It’s led to hundreds of homes being evacuated with several areas still above flood stages.
At least one levee failed last week, and officials on Friday were watching another in Faulkner County.
River levels were falling in Little Rock and areas upstream, but many remained high and in major flood stages.
— Youssef Rddad
A deteriorating levee that prompted an evacuation recommendation for residents in the Lollie Bottoms area of Faulkner County is holding, officials said late Friday morning.
Conway Mayor Bart Castleberry, the city's Fire Department, the Faulkner County Fire Department and the Corps of Engineers were all monitoring the situation at Lollie Levee late Thursday into Friday.
Castleberry said on Friday that crews are cautiously optimistic the levee will hold since the water levels are going down. The residents in the area have already evacuated.
Officials monitoring the levee reported Thursday night that additional deterioration of the structure could lead to a breach at any time.
Alerts were issued by radio, phone notifications and the National Weather Service to people living in or near Lollie Bottoms.
— Stephen SimpsonGallery: Lake Conway Flooding June 7th
11:30 a.m. update

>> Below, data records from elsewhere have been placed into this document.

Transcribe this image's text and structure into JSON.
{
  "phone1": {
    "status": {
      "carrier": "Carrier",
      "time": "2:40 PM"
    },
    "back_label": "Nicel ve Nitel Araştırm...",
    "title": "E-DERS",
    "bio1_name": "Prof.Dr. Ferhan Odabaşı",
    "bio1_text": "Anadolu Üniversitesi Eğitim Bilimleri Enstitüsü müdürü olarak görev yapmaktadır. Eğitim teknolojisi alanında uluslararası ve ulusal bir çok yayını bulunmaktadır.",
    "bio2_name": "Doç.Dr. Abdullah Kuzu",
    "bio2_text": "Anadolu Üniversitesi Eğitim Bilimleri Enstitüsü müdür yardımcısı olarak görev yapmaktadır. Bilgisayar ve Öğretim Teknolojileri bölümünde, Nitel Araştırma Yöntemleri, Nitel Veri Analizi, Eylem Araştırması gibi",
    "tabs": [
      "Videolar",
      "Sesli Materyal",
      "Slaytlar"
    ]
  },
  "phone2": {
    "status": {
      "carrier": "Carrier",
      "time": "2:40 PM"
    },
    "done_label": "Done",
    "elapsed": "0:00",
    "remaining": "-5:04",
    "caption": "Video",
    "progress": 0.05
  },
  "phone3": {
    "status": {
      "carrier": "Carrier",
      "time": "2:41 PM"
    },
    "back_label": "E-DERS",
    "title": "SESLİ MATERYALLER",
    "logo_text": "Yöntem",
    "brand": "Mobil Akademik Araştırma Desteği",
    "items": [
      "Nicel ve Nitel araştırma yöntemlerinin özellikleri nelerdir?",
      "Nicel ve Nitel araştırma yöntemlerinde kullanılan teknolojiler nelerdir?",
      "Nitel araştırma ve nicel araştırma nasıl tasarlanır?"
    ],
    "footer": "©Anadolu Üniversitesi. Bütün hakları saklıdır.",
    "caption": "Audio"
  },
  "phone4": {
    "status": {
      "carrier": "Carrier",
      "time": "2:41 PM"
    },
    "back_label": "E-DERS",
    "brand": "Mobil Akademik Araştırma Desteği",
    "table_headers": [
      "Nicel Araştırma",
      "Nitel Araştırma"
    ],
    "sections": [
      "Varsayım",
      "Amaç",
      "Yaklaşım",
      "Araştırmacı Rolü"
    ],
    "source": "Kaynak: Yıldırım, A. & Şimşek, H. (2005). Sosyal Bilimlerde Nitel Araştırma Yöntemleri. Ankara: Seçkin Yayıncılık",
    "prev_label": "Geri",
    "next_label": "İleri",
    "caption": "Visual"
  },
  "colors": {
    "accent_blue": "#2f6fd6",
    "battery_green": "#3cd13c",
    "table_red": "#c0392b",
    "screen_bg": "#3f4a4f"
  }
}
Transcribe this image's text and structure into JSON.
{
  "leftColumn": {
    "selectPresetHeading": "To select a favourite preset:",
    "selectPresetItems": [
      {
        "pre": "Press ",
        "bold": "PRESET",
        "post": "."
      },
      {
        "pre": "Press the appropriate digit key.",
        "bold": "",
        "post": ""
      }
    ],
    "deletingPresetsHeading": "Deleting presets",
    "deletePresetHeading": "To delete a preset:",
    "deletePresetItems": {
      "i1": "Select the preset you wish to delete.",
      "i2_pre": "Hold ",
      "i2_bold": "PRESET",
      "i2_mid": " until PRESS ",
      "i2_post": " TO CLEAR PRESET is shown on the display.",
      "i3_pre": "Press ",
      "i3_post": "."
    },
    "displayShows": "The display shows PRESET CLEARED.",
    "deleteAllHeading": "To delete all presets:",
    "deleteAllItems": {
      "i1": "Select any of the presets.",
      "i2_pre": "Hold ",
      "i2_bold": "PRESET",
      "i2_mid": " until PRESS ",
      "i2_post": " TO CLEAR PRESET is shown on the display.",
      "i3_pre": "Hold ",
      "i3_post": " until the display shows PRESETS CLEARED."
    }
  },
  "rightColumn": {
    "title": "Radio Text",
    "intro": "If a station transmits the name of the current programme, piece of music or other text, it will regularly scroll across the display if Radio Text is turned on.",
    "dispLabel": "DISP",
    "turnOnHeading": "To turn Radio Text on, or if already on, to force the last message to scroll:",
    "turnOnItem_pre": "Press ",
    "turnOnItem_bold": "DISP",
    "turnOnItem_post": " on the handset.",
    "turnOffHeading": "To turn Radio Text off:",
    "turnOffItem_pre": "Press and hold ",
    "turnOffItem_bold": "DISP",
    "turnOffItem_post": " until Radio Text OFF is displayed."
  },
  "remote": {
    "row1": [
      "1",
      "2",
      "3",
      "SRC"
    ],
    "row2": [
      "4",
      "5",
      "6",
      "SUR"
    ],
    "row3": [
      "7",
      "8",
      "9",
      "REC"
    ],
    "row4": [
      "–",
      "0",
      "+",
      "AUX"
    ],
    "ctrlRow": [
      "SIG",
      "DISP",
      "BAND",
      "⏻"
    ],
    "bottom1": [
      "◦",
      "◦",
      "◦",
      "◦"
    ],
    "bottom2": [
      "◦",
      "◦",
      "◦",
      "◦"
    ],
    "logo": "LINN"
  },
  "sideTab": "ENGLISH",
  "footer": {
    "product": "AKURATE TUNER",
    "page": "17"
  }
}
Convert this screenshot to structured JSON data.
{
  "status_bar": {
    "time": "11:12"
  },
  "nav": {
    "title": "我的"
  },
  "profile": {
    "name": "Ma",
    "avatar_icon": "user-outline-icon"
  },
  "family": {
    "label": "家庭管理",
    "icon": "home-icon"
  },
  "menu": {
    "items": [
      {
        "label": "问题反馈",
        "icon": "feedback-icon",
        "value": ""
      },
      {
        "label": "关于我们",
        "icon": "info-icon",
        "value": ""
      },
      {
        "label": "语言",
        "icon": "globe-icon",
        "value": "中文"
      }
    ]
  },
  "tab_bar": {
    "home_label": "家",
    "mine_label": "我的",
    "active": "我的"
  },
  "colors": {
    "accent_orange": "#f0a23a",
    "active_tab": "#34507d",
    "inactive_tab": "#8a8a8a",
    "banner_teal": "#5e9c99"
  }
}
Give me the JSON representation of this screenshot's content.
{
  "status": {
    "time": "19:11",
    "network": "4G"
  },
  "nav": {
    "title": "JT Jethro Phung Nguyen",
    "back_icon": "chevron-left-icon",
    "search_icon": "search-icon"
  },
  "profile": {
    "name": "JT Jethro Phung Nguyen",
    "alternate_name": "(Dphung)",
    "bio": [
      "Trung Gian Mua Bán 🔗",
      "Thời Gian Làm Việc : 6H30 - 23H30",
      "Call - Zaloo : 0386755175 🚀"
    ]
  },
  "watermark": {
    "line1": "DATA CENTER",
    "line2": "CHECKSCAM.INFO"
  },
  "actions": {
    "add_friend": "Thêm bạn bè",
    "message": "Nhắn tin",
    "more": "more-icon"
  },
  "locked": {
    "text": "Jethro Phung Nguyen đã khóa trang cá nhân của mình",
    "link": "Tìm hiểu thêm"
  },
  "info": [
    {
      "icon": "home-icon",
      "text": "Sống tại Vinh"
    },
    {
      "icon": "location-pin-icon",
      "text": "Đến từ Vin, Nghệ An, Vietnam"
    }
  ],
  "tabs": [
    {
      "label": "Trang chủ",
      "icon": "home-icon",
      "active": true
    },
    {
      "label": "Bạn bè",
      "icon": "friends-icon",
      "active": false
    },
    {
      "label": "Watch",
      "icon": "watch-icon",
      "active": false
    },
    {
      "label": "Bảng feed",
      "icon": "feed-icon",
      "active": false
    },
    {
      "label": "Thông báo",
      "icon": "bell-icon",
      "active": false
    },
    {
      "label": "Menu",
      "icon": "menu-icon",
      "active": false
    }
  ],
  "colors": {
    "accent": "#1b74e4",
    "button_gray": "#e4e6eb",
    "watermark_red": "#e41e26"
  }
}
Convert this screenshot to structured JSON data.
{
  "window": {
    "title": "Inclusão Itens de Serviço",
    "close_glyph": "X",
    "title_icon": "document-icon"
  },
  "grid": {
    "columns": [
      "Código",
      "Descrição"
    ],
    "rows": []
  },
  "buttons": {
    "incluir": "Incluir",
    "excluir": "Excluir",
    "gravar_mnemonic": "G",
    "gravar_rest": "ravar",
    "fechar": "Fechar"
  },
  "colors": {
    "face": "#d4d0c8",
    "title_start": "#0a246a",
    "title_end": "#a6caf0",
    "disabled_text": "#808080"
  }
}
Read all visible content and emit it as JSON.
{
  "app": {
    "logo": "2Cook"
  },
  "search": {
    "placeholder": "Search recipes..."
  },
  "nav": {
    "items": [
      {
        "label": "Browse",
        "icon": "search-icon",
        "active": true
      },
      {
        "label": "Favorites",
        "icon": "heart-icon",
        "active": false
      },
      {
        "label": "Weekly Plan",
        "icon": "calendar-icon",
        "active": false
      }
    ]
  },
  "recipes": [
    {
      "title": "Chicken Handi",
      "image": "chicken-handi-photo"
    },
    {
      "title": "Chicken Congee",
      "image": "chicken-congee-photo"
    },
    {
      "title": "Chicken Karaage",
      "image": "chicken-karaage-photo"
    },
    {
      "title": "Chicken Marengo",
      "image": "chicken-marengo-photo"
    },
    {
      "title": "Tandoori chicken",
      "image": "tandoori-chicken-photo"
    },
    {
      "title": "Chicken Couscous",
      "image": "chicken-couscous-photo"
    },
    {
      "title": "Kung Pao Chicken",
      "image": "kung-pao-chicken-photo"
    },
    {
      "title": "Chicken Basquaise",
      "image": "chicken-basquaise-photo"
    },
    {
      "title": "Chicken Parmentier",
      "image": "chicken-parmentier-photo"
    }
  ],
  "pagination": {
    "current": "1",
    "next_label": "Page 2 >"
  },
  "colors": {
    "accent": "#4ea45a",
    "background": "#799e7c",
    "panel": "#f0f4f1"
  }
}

Crews in Arkansas rescued multiple people along the Buffalo River after downpours early Friday caused the waters to rapidly rise and forced campers to seek higher ground, officials said.
Searcy County Sheriff Kenny Cassell said deputies and local police helped a group of 14 people and their dogs to higher ground after the fast-rising river swallowed up their bags and tents around 2 a.m. in Marshall.
“They were scared,” Cassell said, adding that authorities didn’t have to perform any swift-water rescues in the swollen river. “They just needed help.”
Agencies responded to similar calls several times as heavy rain fell through the night, triggering flash floods and bringing the Buffalo River to flood stages in some areas.
Park officials said they haven’t noted any injuries but have contacted several paddlers and campers.
“Our rangers are actively out on the river performing multiple rescues,” said Park Service spokeswoman Lauren Ray. She said rangers have been giving river-goers rides back to their vehicles.
Ray cautioned people to avoid parts of the river that are high, saying the water is fast-moving and has a lot of large debris in it.
Cassell said the early morning call could have been worse, especially during busier times of the year when campers flock to the area and set up “a wall of tents” along the river bank.
He said authorities brought the group of 14 back to the sheriff's office to dry out and warm up.
National Weather Service data shows a roughly 130-mile stretch of the Buffalo River is above flood level from Ponca to where the Buffalo and White Rivers meet near Buffalo City.
The weather service says more downpours may cause additional flash flooding in northern Arkansas later Friday.
Roughly three to four inches of rain fell through the night, and the agency expects thunderstorms and rain starting in the afternoon.
Weather officials are tracking drier and cooler temperatures next week.
— Youssef Rddad